Aim of the task -
Exactly as written, please repeat the data that follows, but not the pictures.

(Dataset excerpts)
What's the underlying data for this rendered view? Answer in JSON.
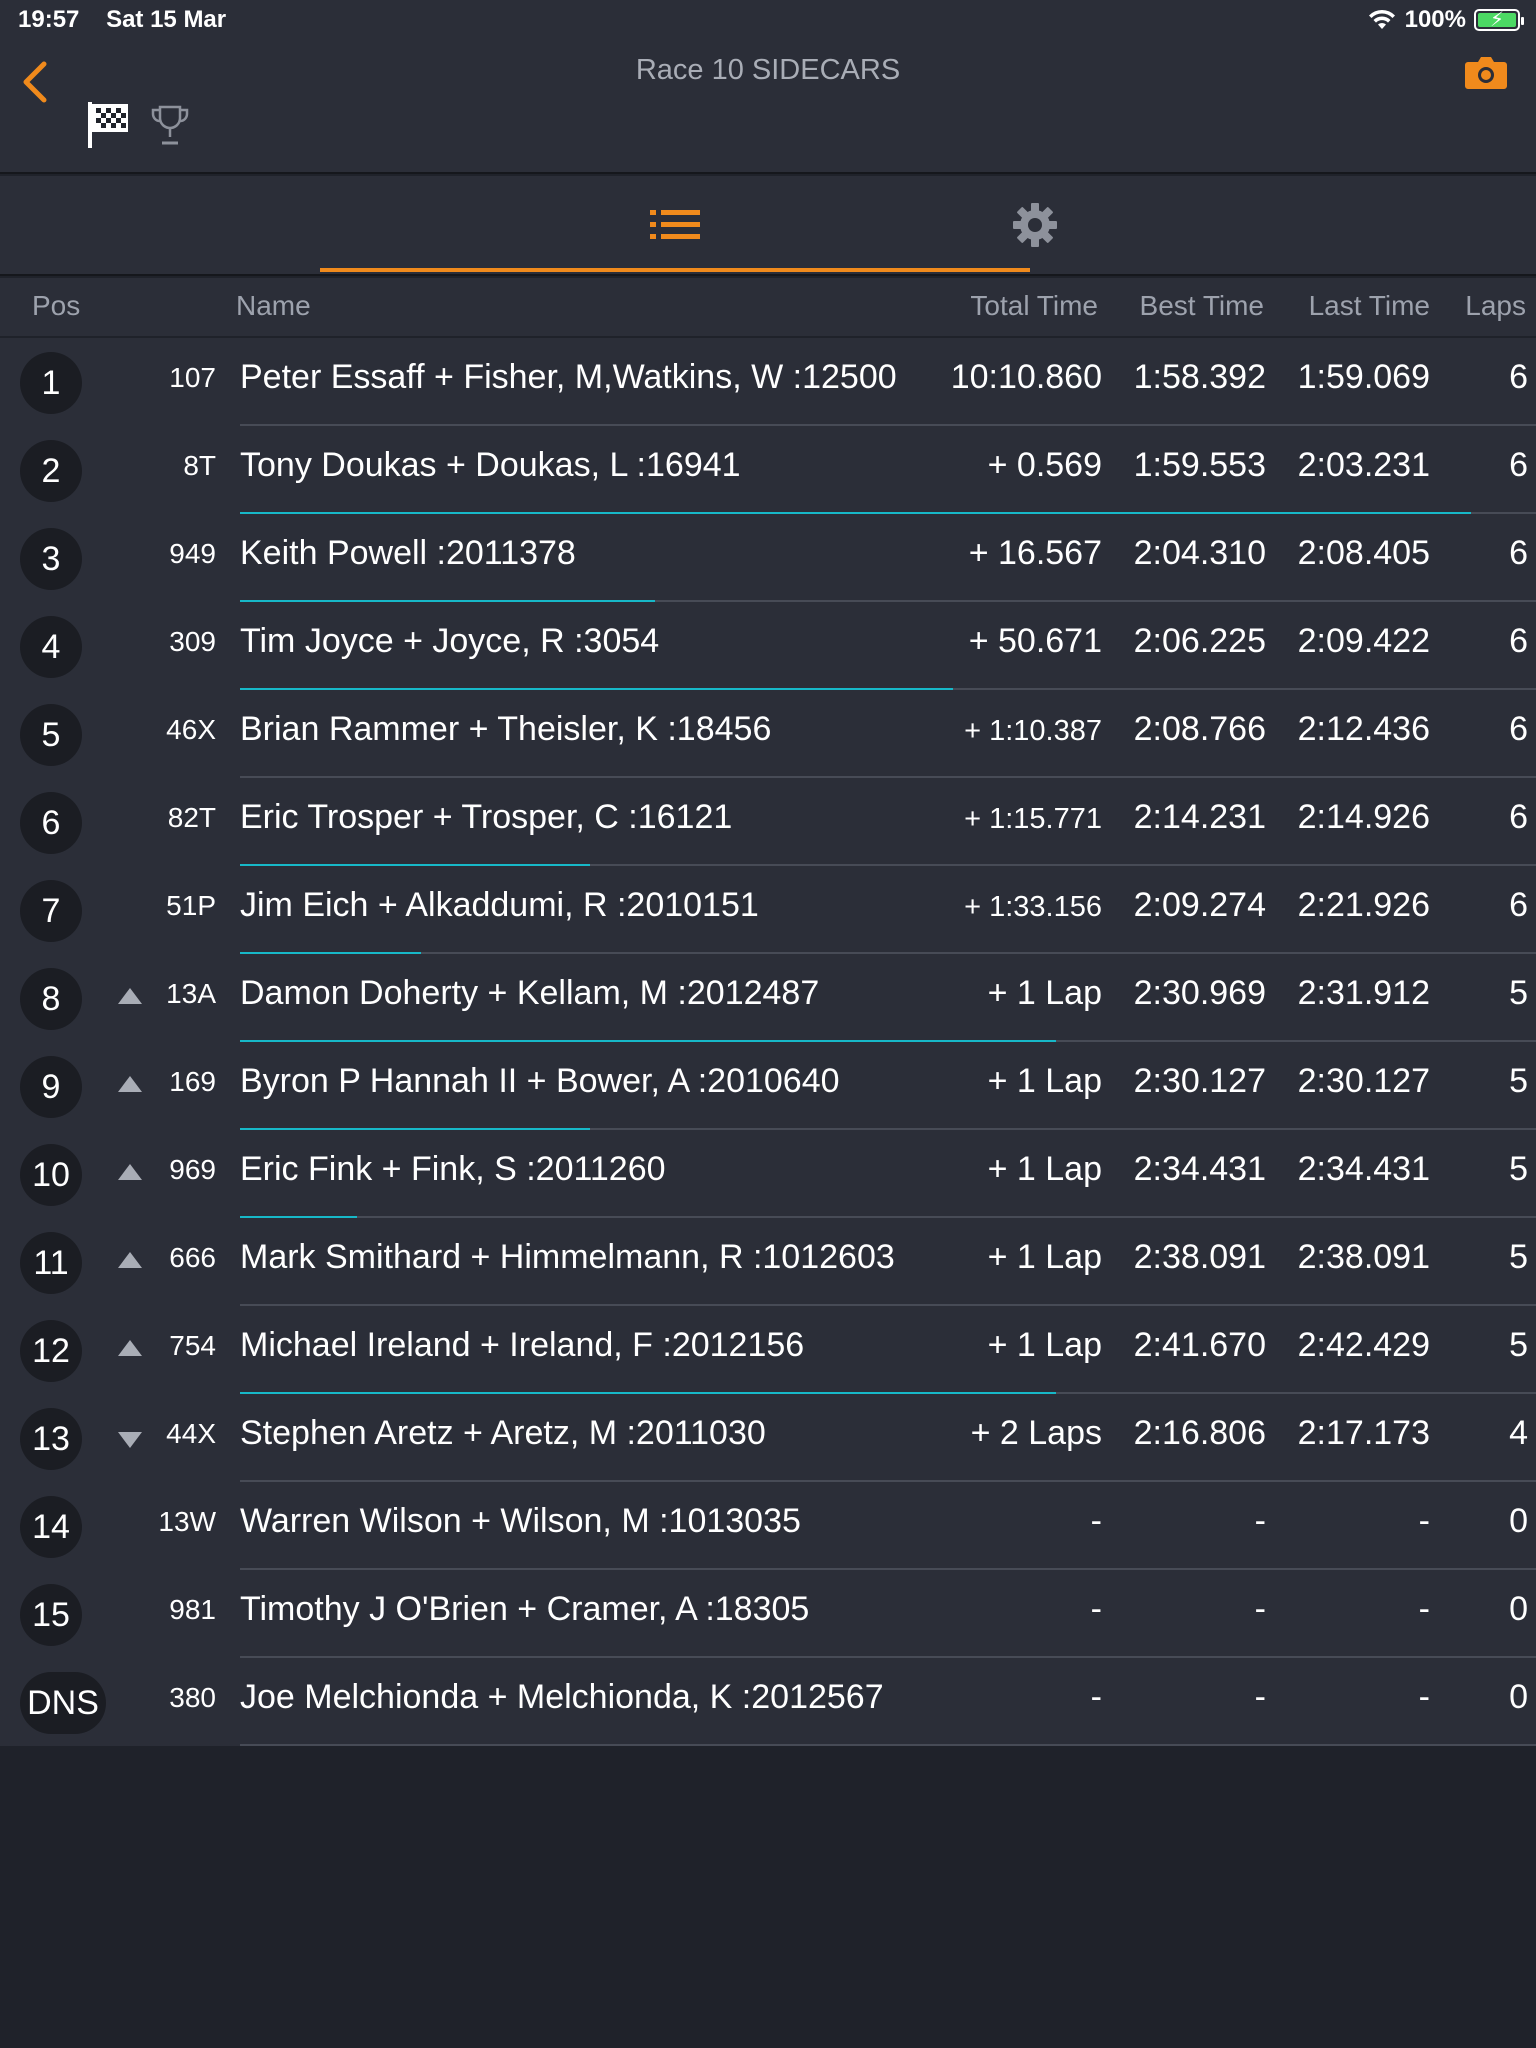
{
  "status": {
    "time": "19:57",
    "date": "Sat 15 Mar",
    "battery": "100%"
  },
  "header": {
    "title": "Race 10 SIDECARS"
  },
  "columns": {
    "pos": "Pos",
    "name": "Name",
    "total": "Total Time",
    "best": "Best Time",
    "last": "Last Time",
    "laps": "Laps"
  },
  "colors": {
    "accent": "#f08a1c",
    "gap_bar": "#17b8c8",
    "background": "#2b2e38"
  },
  "rows": [
    {
      "pos": "1",
      "num": "107",
      "move": "",
      "name": "Peter Essaff + Fisher, M,Watkins, W :12500",
      "total": "10:10.860",
      "best": "1:58.392",
      "last": "1:59.069",
      "laps": "6",
      "gap_fraction": 0
    },
    {
      "pos": "2",
      "num": "8T",
      "move": "",
      "name": "Tony Doukas + Doukas, L :16941",
      "total": "+ 0.569",
      "best": "1:59.553",
      "last": "2:03.231",
      "laps": "6",
      "gap_fraction": 0.95
    },
    {
      "pos": "3",
      "num": "949",
      "move": "",
      "name": "Keith Powell :2011378",
      "total": "+ 16.567",
      "best": "2:04.310",
      "last": "2:08.405",
      "laps": "6",
      "gap_fraction": 0.32
    },
    {
      "pos": "4",
      "num": "309",
      "move": "",
      "name": "Tim Joyce + Joyce, R :3054",
      "total": "+ 50.671",
      "best": "2:06.225",
      "last": "2:09.422",
      "laps": "6",
      "gap_fraction": 0.55
    },
    {
      "pos": "5",
      "num": "46X",
      "move": "",
      "name": "Brian Rammer + Theisler, K :18456",
      "total": "+ 1:10.387",
      "best": "2:08.766",
      "last": "2:12.436",
      "laps": "6",
      "gap_fraction": 0
    },
    {
      "pos": "6",
      "num": "82T",
      "move": "",
      "name": "Eric Trosper + Trosper, C :16121",
      "total": "+ 1:15.771",
      "best": "2:14.231",
      "last": "2:14.926",
      "laps": "6",
      "gap_fraction": 0.27
    },
    {
      "pos": "7",
      "num": "51P",
      "move": "",
      "name": "Jim Eich + Alkaddumi, R :2010151",
      "total": "+ 1:33.156",
      "best": "2:09.274",
      "last": "2:21.926",
      "laps": "6",
      "gap_fraction": 0.14
    },
    {
      "pos": "8",
      "num": "13A",
      "move": "up",
      "name": "Damon Doherty + Kellam, M :2012487",
      "total": "+ 1 Lap",
      "best": "2:30.969",
      "last": "2:31.912",
      "laps": "5",
      "gap_fraction": 0.63
    },
    {
      "pos": "9",
      "num": "169",
      "move": "up",
      "name": "Byron P Hannah II + Bower, A :2010640",
      "total": "+ 1 Lap",
      "best": "2:30.127",
      "last": "2:30.127",
      "laps": "5",
      "gap_fraction": 0.27
    },
    {
      "pos": "10",
      "num": "969",
      "move": "up",
      "name": "Eric Fink + Fink, S :2011260",
      "total": "+ 1 Lap",
      "best": "2:34.431",
      "last": "2:34.431",
      "laps": "5",
      "gap_fraction": 0.09
    },
    {
      "pos": "11",
      "num": "666",
      "move": "up",
      "name": "Mark Smithard + Himmelmann, R :1012603",
      "total": "+ 1 Lap",
      "best": "2:38.091",
      "last": "2:38.091",
      "laps": "5",
      "gap_fraction": 0
    },
    {
      "pos": "12",
      "num": "754",
      "move": "up",
      "name": "Michael Ireland + Ireland, F :2012156",
      "total": "+ 1 Lap",
      "best": "2:41.670",
      "last": "2:42.429",
      "laps": "5",
      "gap_fraction": 0.63
    },
    {
      "pos": "13",
      "num": "44X",
      "move": "down",
      "name": "Stephen Aretz + Aretz, M :2011030",
      "total": "+ 2 Laps",
      "best": "2:16.806",
      "last": "2:17.173",
      "laps": "4",
      "gap_fraction": 0
    },
    {
      "pos": "14",
      "num": "13W",
      "move": "",
      "name": "Warren Wilson + Wilson, M :1013035",
      "total": "-",
      "best": "-",
      "last": "-",
      "laps": "0",
      "gap_fraction": 0
    },
    {
      "pos": "15",
      "num": "981",
      "move": "",
      "name": "Timothy J O'Brien + Cramer, A :18305",
      "total": "-",
      "best": "-",
      "last": "-",
      "laps": "0",
      "gap_fraction": 0
    },
    {
      "pos": "DNS",
      "num": "380",
      "move": "",
      "name": "Joe Melchionda + Melchionda, K :2012567",
      "total": "-",
      "best": "-",
      "last": "-",
      "laps": "0",
      "gap_fraction": 0
    }
  ]
}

Problem solution -
What's the underlying data for this rendered view? Answer in JSON.
{
  "status": {
    "time": "19:57",
    "date": "Sat 15 Mar",
    "battery": "100%"
  },
  "header": {
    "title": "Race 10 SIDECARS"
  },
  "columns": {
    "pos": "Pos",
    "name": "Name",
    "total": "Total Time",
    "best": "Best Time",
    "last": "Last Time",
    "laps": "Laps"
  },
  "colors": {
    "accent": "#f08a1c",
    "gap_bar": "#17b8c8",
    "background": "#2b2e38"
  },
  "rows": [
    {
      "pos": "1",
      "num": "107",
      "move": "",
      "name": "Peter Essaff + Fisher, M,Watkins, W :12500",
      "total": "10:10.860",
      "best": "1:58.392",
      "last": "1:59.069",
      "laps": "6",
      "gap_fraction": 0
    },
    {
      "pos": "2",
      "num": "8T",
      "move": "",
      "name": "Tony Doukas + Doukas, L :16941",
      "total": "+ 0.569",
      "best": "1:59.553",
      "last": "2:03.231",
      "laps": "6",
      "gap_fraction": 0.95
    },
    {
      "pos": "3",
      "num": "949",
      "move": "",
      "name": "Keith Powell :2011378",
      "total": "+ 16.567",
      "best": "2:04.310",
      "last": "2:08.405",
      "laps": "6",
      "gap_fraction": 0.32
    },
    {
      "pos": "4",
      "num": "309",
      "move": "",
      "name": "Tim Joyce + Joyce, R :3054",
      "total": "+ 50.671",
      "best": "2:06.225",
      "last": "2:09.422",
      "laps": "6",
      "gap_fraction": 0.55
    },
    {
      "pos": "5",
      "num": "46X",
      "move": "",
      "name": "Brian Rammer + Theisler, K :18456",
      "total": "+ 1:10.387",
      "best": "2:08.766",
      "last": "2:12.436",
      "laps": "6",
      "gap_fraction": 0
    },
    {
      "pos": "6",
      "num": "82T",
      "move": "",
      "name": "Eric Trosper + Trosper, C :16121",
      "total": "+ 1:15.771",
      "best": "2:14.231",
      "last": "2:14.926",
      "laps": "6",
      "gap_fraction": 0.27
    },
    {
      "pos": "7",
      "num": "51P",
      "move": "",
      "name": "Jim Eich + Alkaddumi, R :2010151",
      "total": "+ 1:33.156",
      "best": "2:09.274",
      "last": "2:21.926",
      "laps": "6",
      "gap_fraction": 0.14
    },
    {
      "pos": "8",
      "num": "13A",
      "move": "up",
      "name": "Damon Doherty + Kellam, M :2012487",
      "total": "+ 1 Lap",
      "best": "2:30.969",
      "last": "2:31.912",
      "laps": "5",
      "gap_fraction": 0.63
    },
    {
      "pos": "9",
      "num": "169",
      "move": "up",
      "name": "Byron P Hannah II + Bower, A :2010640",
      "total": "+ 1 Lap",
      "best": "2:30.127",
      "last": "2:30.127",
      "laps": "5",
      "gap_fraction": 0.27
    },
    {
      "pos": "10",
      "num": "969",
      "move": "up",
      "name": "Eric Fink + Fink, S :2011260",
      "total": "+ 1 Lap",
      "best": "2:34.431",
      "last": "2:34.431",
      "laps": "5",
      "gap_fraction": 0.09
    },
    {
      "pos": "11",
      "num": "666",
      "move": "up",
      "name": "Mark Smithard + Himmelmann, R :1012603",
      "total": "+ 1 Lap",
      "best": "2:38.091",
      "last": "2:38.091",
      "laps": "5",
      "gap_fraction": 0
    },
    {
      "pos": "12",
      "num": "754",
      "move": "up",
      "name": "Michael Ireland + Ireland, F :2012156",
      "total": "+ 1 Lap",
      "best": "2:41.670",
      "last": "2:42.429",
      "laps": "5",
      "gap_fraction": 0.63
    },
    {
      "pos": "13",
      "num": "44X",
      "move": "down",
      "name": "Stephen Aretz + Aretz, M :2011030",
      "total": "+ 2 Laps",
      "best": "2:16.806",
      "last": "2:17.173",
      "laps": "4",
      "gap_fraction": 0
    },
    {
      "pos": "14",
      "num": "13W",
      "move": "",
      "name": "Warren Wilson + Wilson, M :1013035",
      "total": "-",
      "best": "-",
      "last": "-",
      "laps": "0",
      "gap_fraction": 0
    },
    {
      "pos": "15",
      "num": "981",
      "move": "",
      "name": "Timothy J O'Brien + Cramer, A :18305",
      "total": "-",
      "best": "-",
      "last": "-",
      "laps": "0",
      "gap_fraction": 0
    },
    {
      "pos": "DNS",
      "num": "380",
      "move": "",
      "name": "Joe Melchionda + Melchionda, K :2012567",
      "total": "-",
      "best": "-",
      "last": "-",
      "laps": "0",
      "gap_fraction": 0
    }
  ]
}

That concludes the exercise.